After considering several scientists for the invitation to run the genomic information company he decided to form, White tapped Hunkapiller to call and invite Venter to take a look at the 3700.
Venter, White decided, was above all a brilliant sequencer who also would have the drive and experience to complete the human genome.
Once Venter was on board, White arranged to meet him while they were both in the Virgin Islands on separate family vacations. With their families gathered around them, the two men discussed the project at the Bitter End Yacht Club, and White made his expectations clear.
Venter may have been a rebel when he parted ways with drug development company Human Genome Sciences Inc., but "this was clearly a corporate environment," White said, "and we couldn't do that."
Brave new world
It has been just over a month since the sequencing of the genome was announced.
Celera sister company Applied Biosystems has just released its first microtechnology product onto the market, and the company promises more are coming. Such inventions promise to move discovery to smaller, cheaper and easier-to-use means -- even to "labs on a chip."
At PerSeptive Biosystems, engineers are testing a new, high-speed protein analyzer for shipment to Celera. A bevy of the machines, it is hoped, will allow Celera to explore the structures of proteins involved in creating and curing disease faster than any other on the face of the earth.
Last week, White and Venter explained more about what that will mean to the company's future, saying PerSeptive's new protein analyzer will be the basis for starting a drug-discovery business at Celera.
While Celera probably wouldn't manufacture, test or market the protein-based drugs itself, the strategy would allow it to earn royalties on sales of drugs developed using Celera discoveries.
Exactly how the effort will be focused hasn't been decided.

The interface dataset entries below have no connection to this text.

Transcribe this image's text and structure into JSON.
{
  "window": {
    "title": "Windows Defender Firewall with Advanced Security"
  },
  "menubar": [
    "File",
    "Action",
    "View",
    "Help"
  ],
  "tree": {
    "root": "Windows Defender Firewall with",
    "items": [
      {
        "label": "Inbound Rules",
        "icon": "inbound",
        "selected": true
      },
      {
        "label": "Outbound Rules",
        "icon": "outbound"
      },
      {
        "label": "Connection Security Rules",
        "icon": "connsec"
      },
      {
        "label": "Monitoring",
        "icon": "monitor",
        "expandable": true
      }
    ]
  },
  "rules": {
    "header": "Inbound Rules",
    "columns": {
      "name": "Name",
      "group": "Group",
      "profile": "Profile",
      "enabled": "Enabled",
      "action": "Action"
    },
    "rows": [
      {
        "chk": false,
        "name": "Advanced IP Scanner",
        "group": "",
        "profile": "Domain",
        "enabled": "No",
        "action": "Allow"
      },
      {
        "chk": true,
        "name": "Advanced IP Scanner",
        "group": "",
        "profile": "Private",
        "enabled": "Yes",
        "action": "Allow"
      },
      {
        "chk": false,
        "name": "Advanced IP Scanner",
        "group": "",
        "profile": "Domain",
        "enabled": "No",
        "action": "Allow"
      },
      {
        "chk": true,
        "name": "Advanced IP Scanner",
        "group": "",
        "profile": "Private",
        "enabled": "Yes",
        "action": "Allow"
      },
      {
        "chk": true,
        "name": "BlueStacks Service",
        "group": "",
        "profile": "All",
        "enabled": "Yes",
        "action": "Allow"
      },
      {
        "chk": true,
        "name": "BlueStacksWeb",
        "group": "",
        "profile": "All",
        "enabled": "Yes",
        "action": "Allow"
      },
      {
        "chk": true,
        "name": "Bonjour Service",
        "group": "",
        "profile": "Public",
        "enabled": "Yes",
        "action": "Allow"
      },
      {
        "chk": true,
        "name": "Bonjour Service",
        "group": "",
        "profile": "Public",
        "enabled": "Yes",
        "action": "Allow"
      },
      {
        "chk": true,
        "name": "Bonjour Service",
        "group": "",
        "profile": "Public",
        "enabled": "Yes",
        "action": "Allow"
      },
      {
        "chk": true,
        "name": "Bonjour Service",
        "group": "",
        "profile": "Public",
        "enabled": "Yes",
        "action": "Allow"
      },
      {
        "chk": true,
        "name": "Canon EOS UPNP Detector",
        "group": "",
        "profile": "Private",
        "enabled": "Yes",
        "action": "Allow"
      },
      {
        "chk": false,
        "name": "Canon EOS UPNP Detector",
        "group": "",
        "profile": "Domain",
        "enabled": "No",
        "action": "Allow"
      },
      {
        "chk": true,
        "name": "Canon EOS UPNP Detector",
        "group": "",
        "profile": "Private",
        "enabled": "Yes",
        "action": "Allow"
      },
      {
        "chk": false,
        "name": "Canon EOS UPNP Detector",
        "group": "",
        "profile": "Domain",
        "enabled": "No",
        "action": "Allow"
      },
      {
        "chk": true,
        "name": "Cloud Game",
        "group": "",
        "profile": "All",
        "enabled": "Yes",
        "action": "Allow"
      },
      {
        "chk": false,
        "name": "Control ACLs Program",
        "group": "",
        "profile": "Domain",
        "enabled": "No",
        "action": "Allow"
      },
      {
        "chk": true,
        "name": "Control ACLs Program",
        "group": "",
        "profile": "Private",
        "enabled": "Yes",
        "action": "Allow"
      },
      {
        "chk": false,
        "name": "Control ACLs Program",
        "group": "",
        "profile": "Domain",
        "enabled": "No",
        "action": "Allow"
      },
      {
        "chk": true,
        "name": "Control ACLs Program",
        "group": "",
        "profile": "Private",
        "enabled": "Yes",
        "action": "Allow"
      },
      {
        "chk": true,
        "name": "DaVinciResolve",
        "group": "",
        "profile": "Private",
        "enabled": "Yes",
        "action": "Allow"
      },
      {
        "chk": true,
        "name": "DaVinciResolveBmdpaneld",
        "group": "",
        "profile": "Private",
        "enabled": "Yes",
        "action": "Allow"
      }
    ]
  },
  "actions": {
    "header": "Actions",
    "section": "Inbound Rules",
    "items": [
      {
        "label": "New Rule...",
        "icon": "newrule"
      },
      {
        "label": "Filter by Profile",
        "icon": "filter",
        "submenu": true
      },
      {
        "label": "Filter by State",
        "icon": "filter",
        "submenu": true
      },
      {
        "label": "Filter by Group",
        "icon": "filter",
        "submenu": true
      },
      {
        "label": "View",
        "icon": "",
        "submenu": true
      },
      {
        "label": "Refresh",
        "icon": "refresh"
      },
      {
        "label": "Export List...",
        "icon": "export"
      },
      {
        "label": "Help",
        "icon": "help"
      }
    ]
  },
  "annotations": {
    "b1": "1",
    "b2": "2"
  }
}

Plenty of other companies have microtechnology products on the market, and others are far ahead on discovering useful proteins. As a result, for at least the past month, White has been wrestling, somewhat fitfully, with this latest inspiration.
He talked it over with his old colleague Bill Gantz on a flight to California about a month ago. White's corporate jet had picked Gantz up, and the two headed out to a Goldman Sachs conference together.
As the miles flew by, the two old friends commiserated about the fact that, even with an accomplishment like mapping the human genome, the world quickly moves on. It wants to know what's next.
"It's the life of a CEO: You're expected to have all the answers," Gantz said."And guess what? Sometimes you don't."
At a glance
Parent company. PE is a life sciences company that makes and markets instruments, chemicals and software and provides genomic information.
Applied Biosystems Group
Publicly traded product-manufacturing and services arm of PE Corp. Its divisions include:
PerSeptive Biosystems: manufactures equipment to separate, analyze and purify molecules and analyze and synthesize proteins.
Tropix: provides products and services that aid pharmaceutical companies' laboratory tests.
Molecular Biology: Manufactures and services a wide range of equipment for scientists.
Informatics: provides software for scientists to organize, store and find vast amounts of information.
Celera Genomics Group
Publicly traded PE Corp. arm that sells genomic information, primarily to scientists researching treatments for disease. Its divisions include:
Paracel: provides hardware and software for searching vast databases of genomic information.
Celera AgGen: Agriculture-focused genomics information unit of Celera.